> Supplied material
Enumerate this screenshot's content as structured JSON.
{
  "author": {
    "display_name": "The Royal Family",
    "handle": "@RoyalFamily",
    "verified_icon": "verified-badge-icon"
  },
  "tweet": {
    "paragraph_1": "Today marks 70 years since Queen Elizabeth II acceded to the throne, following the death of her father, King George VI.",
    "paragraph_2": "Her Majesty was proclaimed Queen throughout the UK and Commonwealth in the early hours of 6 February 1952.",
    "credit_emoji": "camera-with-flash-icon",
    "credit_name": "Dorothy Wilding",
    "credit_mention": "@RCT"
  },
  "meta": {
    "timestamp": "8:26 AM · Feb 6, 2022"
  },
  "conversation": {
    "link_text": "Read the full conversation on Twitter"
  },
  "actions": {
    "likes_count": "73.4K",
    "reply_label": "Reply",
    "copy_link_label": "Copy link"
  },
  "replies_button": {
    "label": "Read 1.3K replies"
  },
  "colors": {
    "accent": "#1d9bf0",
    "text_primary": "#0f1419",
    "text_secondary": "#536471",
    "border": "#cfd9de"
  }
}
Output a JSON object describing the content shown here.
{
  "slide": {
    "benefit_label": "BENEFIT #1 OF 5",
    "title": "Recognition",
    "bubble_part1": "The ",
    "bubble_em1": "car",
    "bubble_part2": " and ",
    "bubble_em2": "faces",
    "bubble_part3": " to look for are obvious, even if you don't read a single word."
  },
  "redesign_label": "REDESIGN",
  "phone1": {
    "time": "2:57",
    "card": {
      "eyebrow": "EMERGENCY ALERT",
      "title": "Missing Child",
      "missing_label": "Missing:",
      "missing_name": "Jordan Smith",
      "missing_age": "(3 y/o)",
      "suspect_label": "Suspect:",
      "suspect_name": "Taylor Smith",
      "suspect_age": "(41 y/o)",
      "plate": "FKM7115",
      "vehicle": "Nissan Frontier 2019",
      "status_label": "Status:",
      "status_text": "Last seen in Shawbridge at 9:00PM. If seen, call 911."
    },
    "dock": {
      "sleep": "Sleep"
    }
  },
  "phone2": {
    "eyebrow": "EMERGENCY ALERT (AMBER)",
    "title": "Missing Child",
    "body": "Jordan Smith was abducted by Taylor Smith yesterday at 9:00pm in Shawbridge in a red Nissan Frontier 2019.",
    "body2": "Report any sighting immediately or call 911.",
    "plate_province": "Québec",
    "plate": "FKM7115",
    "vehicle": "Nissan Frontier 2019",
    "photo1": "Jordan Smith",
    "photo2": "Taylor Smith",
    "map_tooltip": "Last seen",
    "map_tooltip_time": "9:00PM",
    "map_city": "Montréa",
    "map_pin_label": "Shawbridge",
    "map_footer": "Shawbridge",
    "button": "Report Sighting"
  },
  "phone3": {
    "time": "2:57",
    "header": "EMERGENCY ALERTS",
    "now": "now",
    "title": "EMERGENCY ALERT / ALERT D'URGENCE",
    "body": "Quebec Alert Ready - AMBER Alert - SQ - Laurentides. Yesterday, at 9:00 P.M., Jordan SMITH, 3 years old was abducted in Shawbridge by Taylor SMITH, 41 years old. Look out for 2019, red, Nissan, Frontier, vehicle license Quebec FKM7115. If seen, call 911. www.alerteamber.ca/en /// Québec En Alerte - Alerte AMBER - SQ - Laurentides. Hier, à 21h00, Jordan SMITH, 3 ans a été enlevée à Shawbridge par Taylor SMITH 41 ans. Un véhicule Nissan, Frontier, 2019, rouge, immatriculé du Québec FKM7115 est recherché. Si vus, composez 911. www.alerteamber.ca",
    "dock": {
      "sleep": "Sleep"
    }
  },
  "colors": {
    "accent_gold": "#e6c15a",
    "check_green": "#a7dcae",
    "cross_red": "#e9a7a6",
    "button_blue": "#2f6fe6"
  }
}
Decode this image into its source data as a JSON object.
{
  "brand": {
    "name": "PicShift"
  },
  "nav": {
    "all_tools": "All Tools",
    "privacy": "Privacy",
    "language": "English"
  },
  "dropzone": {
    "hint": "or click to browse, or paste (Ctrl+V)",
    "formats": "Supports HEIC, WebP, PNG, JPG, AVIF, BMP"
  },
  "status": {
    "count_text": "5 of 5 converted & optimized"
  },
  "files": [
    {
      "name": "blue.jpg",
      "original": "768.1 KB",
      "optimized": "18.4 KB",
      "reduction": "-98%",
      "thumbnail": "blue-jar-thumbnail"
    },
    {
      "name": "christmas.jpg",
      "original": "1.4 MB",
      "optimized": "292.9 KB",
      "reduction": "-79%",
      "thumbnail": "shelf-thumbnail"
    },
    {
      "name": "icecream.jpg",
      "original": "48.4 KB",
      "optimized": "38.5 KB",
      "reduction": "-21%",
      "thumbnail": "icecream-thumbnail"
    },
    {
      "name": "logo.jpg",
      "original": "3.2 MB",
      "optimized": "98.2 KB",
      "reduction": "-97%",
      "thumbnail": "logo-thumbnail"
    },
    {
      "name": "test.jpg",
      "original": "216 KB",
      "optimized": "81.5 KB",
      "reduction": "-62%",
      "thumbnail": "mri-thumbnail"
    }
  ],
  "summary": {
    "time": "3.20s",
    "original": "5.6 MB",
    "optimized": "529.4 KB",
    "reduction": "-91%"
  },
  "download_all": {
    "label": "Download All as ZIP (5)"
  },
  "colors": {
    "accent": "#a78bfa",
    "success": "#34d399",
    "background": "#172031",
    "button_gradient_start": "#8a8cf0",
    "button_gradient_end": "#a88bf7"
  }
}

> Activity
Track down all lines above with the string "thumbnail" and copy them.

> Problem solution
      "thumbnail": "blue-jar-thumbnail"
      "thumbnail": "shelf-thumbnail"
      "thumbnail": "icecream-thumbnail"
      "thumbnail": "logo-thumbnail"
      "thumbnail": "mri-thumbnail"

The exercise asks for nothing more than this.